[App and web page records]
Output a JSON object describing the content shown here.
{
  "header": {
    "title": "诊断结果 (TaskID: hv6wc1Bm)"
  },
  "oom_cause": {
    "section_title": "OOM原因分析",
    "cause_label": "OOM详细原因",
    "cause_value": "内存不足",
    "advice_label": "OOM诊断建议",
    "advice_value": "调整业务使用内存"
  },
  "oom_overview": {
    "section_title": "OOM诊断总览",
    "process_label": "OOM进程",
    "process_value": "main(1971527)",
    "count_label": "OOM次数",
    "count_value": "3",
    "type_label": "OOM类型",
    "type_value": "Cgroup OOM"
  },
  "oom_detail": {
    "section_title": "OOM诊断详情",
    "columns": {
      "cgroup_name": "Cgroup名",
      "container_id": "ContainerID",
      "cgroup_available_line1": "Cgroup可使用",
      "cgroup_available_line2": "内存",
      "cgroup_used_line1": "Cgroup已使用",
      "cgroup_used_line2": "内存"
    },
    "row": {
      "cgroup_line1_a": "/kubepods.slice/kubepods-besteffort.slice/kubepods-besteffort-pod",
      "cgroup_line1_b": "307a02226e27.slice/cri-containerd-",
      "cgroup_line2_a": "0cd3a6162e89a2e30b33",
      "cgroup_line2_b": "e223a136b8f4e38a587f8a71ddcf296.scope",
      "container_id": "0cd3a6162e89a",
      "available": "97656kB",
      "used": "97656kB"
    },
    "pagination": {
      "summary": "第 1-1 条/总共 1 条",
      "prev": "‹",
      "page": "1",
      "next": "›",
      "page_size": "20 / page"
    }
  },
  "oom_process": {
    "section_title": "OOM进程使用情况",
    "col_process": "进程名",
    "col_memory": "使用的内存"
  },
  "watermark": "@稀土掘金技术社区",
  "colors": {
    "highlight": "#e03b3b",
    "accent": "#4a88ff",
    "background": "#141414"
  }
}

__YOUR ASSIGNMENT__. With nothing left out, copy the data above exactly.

__TASK RESPONSE__.
Output a JSON object describing the content shown here.
{
  "header": {
    "title": "诊断结果 (TaskID: hv6wc1Bm)"
  },
  "oom_cause": {
    "section_title": "OOM原因分析",
    "cause_label": "OOM详细原因",
    "cause_value": "内存不足",
    "advice_label": "OOM诊断建议",
    "advice_value": "调整业务使用内存"
  },
  "oom_overview": {
    "section_title": "OOM诊断总览",
    "process_label": "OOM进程",
    "process_value": "main(1971527)",
    "count_label": "OOM次数",
    "count_value": "3",
    "type_label": "OOM类型",
    "type_value": "Cgroup OOM"
  },
  "oom_detail": {
    "section_title": "OOM诊断详情",
    "columns": {
      "cgroup_name": "Cgroup名",
      "container_id": "ContainerID",
      "cgroup_available_line1": "Cgroup可使用",
      "cgroup_available_line2": "内存",
      "cgroup_used_line1": "Cgroup已使用",
      "cgroup_used_line2": "内存"
    },
    "row": {
      "cgroup_line1_a": "/kubepods.slice/kubepods-besteffort.slice/kubepods-besteffort-pod",
      "cgroup_line1_b": "307a02226e27.slice/cri-containerd-",
      "cgroup_line2_a": "0cd3a6162e89a2e30b33",
      "cgroup_line2_b": "e223a136b8f4e38a587f8a71ddcf296.scope",
      "container_id": "0cd3a6162e89a",
      "available": "97656kB",
      "used": "97656kB"
    },
    "pagination": {
      "summary": "第 1-1 条/总共 1 条",
      "prev": "‹",
      "page": "1",
      "next": "›",
      "page_size": "20 / page"
    }
  },
  "oom_process": {
    "section_title": "OOM进程使用情况",
    "col_process": "进程名",
    "col_memory": "使用的内存"
  },
  "watermark": "@稀土掘金技术社区",
  "colors": {
    "highlight": "#e03b3b",
    "accent": "#4a88ff",
    "background": "#141414"
  }
}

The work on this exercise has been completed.